Station-side Holds
Remember that step for determining the outbound heading where you ask if the cardinal direction matches the radial? Most of the time they will match, but when they differ is called the station-side hold. This occurs where the holding fix is defined as a DME distance on a VOR radial and the holding pattern is located on the same side of the fix as the VOR station.

Look at this illustration and assuming North is up, it's pretty easy to see that the cardinal direction for this hold would be East, but the radial specified would be 270 degrees. This is where you determine the reciprocal of 270 is 090, write it down as your outbound heading, and turn to that heading after crossing the fix. To navigate on the inbound leg, your CDI or HSI should be set to 270.

Crisis Entry
Try as you might, you may get flummoxed, not be able to determine the entry procedure, and screw up your first trip through the hold. The best thing to do turn back to the holding fix (left or right turn, whichever is shortest), figure out the outbound heading, cross the fix and turn outbound again. You don't want this to happen on a check ride, but everyone makes mistakes from time to time. In real life, think of it as a mulligan or a do-over.

This concludes my series on holding. I hope you've found it helpful and enlightening!


Ron said...

Nice series! I will refer students to this when training them on the glass panel aircraft. One problem with the G1000 is that there are so many software versions out there that it's sometimes difficult to remember what one version does that another doesn't do. Where I work, we have three airplanes with the G1000 system: two DA40s and an SR22 G3 turbo with the Perspective avionics suite. That one obviously has the synthetic vision, integrated autopilot, keyboard, etc. But the two DA40s are identical except one has a newer version of the software, so the engine gauges, menus, and other stuff is a bit different. This is one of the problems I see emerging with the G1000: so many software versions out there that even if you're proficient with that panel, you might get some surprises. Not what you need when flying hard IFR.
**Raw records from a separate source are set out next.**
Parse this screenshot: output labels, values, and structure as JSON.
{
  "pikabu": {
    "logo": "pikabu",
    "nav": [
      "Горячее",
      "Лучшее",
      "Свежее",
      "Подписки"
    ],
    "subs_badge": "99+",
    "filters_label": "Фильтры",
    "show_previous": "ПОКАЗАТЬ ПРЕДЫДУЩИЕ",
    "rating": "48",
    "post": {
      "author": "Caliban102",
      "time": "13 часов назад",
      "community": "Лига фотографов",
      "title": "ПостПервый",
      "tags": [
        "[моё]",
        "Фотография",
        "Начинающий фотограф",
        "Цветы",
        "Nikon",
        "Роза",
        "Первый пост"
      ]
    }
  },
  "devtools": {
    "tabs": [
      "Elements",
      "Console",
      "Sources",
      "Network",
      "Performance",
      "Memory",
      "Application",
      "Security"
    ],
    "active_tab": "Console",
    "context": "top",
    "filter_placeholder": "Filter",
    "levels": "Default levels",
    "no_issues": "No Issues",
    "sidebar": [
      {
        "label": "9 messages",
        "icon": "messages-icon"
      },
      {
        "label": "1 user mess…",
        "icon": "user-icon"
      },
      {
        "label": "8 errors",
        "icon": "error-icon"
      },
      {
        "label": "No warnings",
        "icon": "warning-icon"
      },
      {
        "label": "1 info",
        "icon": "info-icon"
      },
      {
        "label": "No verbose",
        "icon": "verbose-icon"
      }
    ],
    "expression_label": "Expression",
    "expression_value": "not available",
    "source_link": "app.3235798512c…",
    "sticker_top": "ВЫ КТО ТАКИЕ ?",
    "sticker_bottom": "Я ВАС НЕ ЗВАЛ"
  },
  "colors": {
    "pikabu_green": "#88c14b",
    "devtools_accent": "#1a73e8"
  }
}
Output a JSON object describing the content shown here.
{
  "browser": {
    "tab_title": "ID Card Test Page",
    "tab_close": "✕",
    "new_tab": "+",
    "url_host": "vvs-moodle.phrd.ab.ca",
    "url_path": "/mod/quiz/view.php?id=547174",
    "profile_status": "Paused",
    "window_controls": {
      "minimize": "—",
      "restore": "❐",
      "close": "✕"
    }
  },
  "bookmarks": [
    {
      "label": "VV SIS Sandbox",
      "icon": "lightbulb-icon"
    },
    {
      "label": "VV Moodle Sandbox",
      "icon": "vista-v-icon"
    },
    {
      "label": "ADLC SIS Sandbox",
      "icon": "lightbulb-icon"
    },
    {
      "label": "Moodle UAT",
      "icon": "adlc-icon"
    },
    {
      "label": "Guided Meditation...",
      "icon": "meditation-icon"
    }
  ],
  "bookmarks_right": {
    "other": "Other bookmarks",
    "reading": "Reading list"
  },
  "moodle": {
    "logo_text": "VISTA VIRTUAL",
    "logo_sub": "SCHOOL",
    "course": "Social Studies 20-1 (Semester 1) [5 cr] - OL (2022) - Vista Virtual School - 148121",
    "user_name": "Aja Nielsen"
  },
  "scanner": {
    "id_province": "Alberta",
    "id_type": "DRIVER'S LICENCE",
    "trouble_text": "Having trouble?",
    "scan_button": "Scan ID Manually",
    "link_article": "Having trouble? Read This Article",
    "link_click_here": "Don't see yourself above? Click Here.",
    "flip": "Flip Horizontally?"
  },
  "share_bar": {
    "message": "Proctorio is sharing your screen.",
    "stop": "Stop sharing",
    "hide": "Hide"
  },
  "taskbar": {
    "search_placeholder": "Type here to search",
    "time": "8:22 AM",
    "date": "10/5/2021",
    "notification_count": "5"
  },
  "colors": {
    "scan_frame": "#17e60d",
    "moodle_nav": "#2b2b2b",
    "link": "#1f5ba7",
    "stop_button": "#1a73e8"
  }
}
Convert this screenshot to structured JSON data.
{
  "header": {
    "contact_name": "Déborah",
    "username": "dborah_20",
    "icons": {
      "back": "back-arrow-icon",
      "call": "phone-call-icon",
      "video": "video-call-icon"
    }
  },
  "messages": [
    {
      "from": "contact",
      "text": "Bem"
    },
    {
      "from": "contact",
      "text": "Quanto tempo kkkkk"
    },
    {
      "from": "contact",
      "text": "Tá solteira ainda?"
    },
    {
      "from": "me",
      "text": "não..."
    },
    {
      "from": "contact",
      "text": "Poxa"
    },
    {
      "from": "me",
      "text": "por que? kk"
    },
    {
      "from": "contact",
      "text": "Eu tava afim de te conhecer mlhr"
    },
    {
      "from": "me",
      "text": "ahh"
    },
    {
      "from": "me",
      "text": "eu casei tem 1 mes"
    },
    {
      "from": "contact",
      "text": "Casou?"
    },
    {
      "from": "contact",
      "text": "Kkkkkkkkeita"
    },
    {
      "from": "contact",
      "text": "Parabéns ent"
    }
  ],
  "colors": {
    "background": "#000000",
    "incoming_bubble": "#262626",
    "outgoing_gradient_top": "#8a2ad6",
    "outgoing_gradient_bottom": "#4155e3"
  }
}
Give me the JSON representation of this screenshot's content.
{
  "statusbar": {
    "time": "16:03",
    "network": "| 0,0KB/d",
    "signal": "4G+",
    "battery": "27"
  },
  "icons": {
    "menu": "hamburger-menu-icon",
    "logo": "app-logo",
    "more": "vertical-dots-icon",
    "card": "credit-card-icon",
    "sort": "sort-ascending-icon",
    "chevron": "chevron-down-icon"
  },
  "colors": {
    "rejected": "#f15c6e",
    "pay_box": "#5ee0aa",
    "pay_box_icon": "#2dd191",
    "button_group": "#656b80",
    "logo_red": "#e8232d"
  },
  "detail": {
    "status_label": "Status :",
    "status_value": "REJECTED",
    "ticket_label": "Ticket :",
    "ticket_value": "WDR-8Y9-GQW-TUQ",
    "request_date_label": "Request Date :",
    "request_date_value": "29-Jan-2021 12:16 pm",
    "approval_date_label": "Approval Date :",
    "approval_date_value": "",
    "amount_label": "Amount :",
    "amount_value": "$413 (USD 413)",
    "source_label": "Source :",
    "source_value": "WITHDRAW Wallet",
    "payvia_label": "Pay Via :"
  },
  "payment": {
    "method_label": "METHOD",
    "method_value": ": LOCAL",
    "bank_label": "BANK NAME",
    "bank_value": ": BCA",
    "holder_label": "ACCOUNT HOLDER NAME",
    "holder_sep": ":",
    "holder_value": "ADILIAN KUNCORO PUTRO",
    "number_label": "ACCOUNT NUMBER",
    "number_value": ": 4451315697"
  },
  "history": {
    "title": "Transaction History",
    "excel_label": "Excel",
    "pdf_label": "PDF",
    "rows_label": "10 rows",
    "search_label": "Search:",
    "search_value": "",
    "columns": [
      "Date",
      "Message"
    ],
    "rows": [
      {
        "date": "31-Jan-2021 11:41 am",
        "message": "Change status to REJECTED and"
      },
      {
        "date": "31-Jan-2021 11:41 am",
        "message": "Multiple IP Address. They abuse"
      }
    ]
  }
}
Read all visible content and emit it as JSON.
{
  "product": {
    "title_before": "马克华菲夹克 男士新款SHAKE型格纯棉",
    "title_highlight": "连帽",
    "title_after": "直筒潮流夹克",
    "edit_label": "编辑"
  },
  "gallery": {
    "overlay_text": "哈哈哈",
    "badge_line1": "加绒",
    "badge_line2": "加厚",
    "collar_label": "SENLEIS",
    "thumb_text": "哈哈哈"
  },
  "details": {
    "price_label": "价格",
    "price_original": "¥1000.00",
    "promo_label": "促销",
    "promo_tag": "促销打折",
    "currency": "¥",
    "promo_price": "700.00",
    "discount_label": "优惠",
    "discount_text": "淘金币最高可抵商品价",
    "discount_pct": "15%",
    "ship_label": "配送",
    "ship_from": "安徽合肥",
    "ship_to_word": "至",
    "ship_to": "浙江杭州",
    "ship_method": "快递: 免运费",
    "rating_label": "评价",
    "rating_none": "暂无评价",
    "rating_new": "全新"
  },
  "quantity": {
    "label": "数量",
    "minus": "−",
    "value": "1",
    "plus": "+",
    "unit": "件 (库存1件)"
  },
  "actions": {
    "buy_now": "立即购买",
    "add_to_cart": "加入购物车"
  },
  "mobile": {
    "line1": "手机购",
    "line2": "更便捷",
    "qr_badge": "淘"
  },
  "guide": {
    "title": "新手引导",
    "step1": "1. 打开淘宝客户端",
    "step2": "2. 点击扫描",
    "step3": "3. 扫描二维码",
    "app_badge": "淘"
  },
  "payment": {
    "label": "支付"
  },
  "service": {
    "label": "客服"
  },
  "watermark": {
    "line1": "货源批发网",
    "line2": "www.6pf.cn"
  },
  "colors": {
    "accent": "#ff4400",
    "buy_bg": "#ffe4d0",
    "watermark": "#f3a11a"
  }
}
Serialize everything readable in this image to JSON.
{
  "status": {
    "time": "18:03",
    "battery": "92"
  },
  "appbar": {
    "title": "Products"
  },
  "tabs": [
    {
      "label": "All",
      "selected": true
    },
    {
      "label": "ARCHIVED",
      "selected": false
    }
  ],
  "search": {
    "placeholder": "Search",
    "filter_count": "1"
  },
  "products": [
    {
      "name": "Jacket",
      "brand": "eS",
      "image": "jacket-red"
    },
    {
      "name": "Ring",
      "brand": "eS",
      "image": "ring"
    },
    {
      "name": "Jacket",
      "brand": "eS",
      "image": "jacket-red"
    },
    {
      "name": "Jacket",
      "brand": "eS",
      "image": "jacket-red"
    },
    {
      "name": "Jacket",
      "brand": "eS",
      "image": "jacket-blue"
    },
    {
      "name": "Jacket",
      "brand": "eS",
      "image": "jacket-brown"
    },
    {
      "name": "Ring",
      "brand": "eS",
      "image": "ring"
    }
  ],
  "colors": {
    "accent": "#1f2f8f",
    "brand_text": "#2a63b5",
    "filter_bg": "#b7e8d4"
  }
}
Matthew said...

Nice post. Holding is something that happens very frequently in checkrides and very rarely in real life (at least here in the UK and western Europe). My passengers couldn't understand why I got so excited when I was asked to hold at an arbitrary waypoint by Paris Control last year. It was my first actual hold as an instrument-rated pilot in three years! Turns out that everyone in the control tower at my destination had gone for lunch and the en-route controller couldn't get hold of them to hand me over. In the end he gave up and had me call him when I landed safely so he could close my flight plan. This was an biggish, IFR-capable regional airport, not some grass strip. But in France, lunch is sacrosanct! :)